■ **GOAL OF THE EXERCISE**
With pictures left out, set down every record word for word.

■ **TASK INPUTS**
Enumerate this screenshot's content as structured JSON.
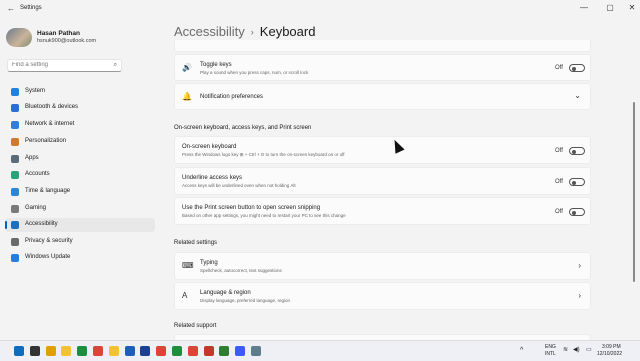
{
  "window": {
    "title": "Settings",
    "back_glyph": "←",
    "minimize_glyph": "—",
    "maximize_glyph": "▢",
    "close_glyph": "✕"
  },
  "user": {
    "name": "Hasan Pathan",
    "email": "hsnuk900@outlook.com"
  },
  "search": {
    "placeholder": "Find a setting",
    "icon": "search-icon"
  },
  "nav": [
    {
      "label": "System",
      "color": "#1f80e0"
    },
    {
      "label": "Bluetooth & devices",
      "color": "#2a6fd6"
    },
    {
      "label": "Network & internet",
      "color": "#2f7fd8"
    },
    {
      "label": "Personalization",
      "color": "#d07a2c"
    },
    {
      "label": "Apps",
      "color": "#5b6b7a"
    },
    {
      "label": "Accounts",
      "color": "#28a37a"
    },
    {
      "label": "Time & language",
      "color": "#2a86d6"
    },
    {
      "label": "Gaming",
      "color": "#7a7a7a"
    },
    {
      "label": "Accessibility",
      "color": "#1d6fbf",
      "active": true
    },
    {
      "label": "Privacy & security",
      "color": "#6a6a6a"
    },
    {
      "label": "Windows Update",
      "color": "#1f80e0"
    }
  ],
  "breadcrumb": {
    "parent": "Accessibility",
    "separator": "›",
    "current": "Keyboard"
  },
  "cards": {
    "toggle_keys": {
      "title": "Toggle keys",
      "desc": "Play a sound when you press caps, num, or scroll lock",
      "state": "Off"
    },
    "notification": {
      "title": "Notification preferences",
      "chevron": "⌄"
    }
  },
  "sections": {
    "onscreen": "On-screen keyboard, access keys, and Print screen",
    "related_settings": "Related settings",
    "related_support": "Related support"
  },
  "onscreen": [
    {
      "title": "On-screen keyboard",
      "desc": "Press the Windows logo key ⊞ + Ctrl + O to turn the on-screen keyboard on or off",
      "state": "Off"
    },
    {
      "title": "Underline access keys",
      "desc": "Access keys will be underlined even when not holding Alt",
      "state": "Off"
    },
    {
      "title": "Use the Print screen button to open screen snipping",
      "desc": "Based on other app settings, you might need to restart your PC to see this change",
      "state": "Off"
    }
  ],
  "related": [
    {
      "title": "Typing",
      "desc": "Spellcheck, autocorrect, text suggestions",
      "chevron": "›"
    },
    {
      "title": "Language & region",
      "desc": "Display language, preferred language, region",
      "chevron": "›"
    }
  ],
  "taskbar": {
    "lang_top": "ENG",
    "lang_bottom": "INTL",
    "time": "3:09 PM",
    "date": "12/10/2022",
    "tray_chevron": "^",
    "apps": [
      "#0f6cbd",
      "#333333",
      "#e0a100",
      "#f2c230",
      "#1e8e3e",
      "#db4437",
      "#f2c230",
      "#1d5fb8",
      "#1d3f8f",
      "#db4437",
      "#1e8e3e",
      "#db4437",
      "#c0392b",
      "#2e7d32",
      "#3d5afe",
      "#607d8b"
    ]
  }
}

■ **SOLUTION FOR THIS TASK**
Enumerate this screenshot's content as structured JSON.
{
  "window": {
    "title": "Settings",
    "back_glyph": "←",
    "minimize_glyph": "—",
    "maximize_glyph": "▢",
    "close_glyph": "✕"
  },
  "user": {
    "name": "Hasan Pathan",
    "email": "hsnuk900@outlook.com"
  },
  "search": {
    "placeholder": "Find a setting",
    "icon": "search-icon"
  },
  "nav": [
    {
      "label": "System",
      "color": "#1f80e0"
    },
    {
      "label": "Bluetooth & devices",
      "color": "#2a6fd6"
    },
    {
      "label": "Network & internet",
      "color": "#2f7fd8"
    },
    {
      "label": "Personalization",
      "color": "#d07a2c"
    },
    {
      "label": "Apps",
      "color": "#5b6b7a"
    },
    {
      "label": "Accounts",
      "color": "#28a37a"
    },
    {
      "label": "Time & language",
      "color": "#2a86d6"
    },
    {
      "label": "Gaming",
      "color": "#7a7a7a"
    },
    {
      "label": "Accessibility",
      "color": "#1d6fbf",
      "active": true
    },
    {
      "label": "Privacy & security",
      "color": "#6a6a6a"
    },
    {
      "label": "Windows Update",
      "color": "#1f80e0"
    }
  ],
  "breadcrumb": {
    "parent": "Accessibility",
    "separator": "›",
    "current": "Keyboard"
  },
  "cards": {
    "toggle_keys": {
      "title": "Toggle keys",
      "desc": "Play a sound when you press caps, num, or scroll lock",
      "state": "Off"
    },
    "notification": {
      "title": "Notification preferences",
      "chevron": "⌄"
    }
  },
  "sections": {
    "onscreen": "On-screen keyboard, access keys, and Print screen",
    "related_settings": "Related settings",
    "related_support": "Related support"
  },
  "onscreen": [
    {
      "title": "On-screen keyboard",
      "desc": "Press the Windows logo key ⊞ + Ctrl + O to turn the on-screen keyboard on or off",
      "state": "Off"
    },
    {
      "title": "Underline access keys",
      "desc": "Access keys will be underlined even when not holding Alt",
      "state": "Off"
    },
    {
      "title": "Use the Print screen button to open screen snipping",
      "desc": "Based on other app settings, you might need to restart your PC to see this change",
      "state": "Off"
    }
  ],
  "related": [
    {
      "title": "Typing",
      "desc": "Spellcheck, autocorrect, text suggestions",
      "chevron": "›"
    },
    {
      "title": "Language & region",
      "desc": "Display language, preferred language, region",
      "chevron": "›"
    }
  ],
  "taskbar": {
    "lang_top": "ENG",
    "lang_bottom": "INTL",
    "time": "3:09 PM",
    "date": "12/10/2022",
    "tray_chevron": "^",
    "apps": [
      "#0f6cbd",
      "#333333",
      "#e0a100",
      "#f2c230",
      "#1e8e3e",
      "#db4437",
      "#f2c230",
      "#1d5fb8",
      "#1d3f8f",
      "#db4437",
      "#1e8e3e",
      "#db4437",
      "#c0392b",
      "#2e7d32",
      "#3d5afe",
      "#607d8b"
    ]
  }
}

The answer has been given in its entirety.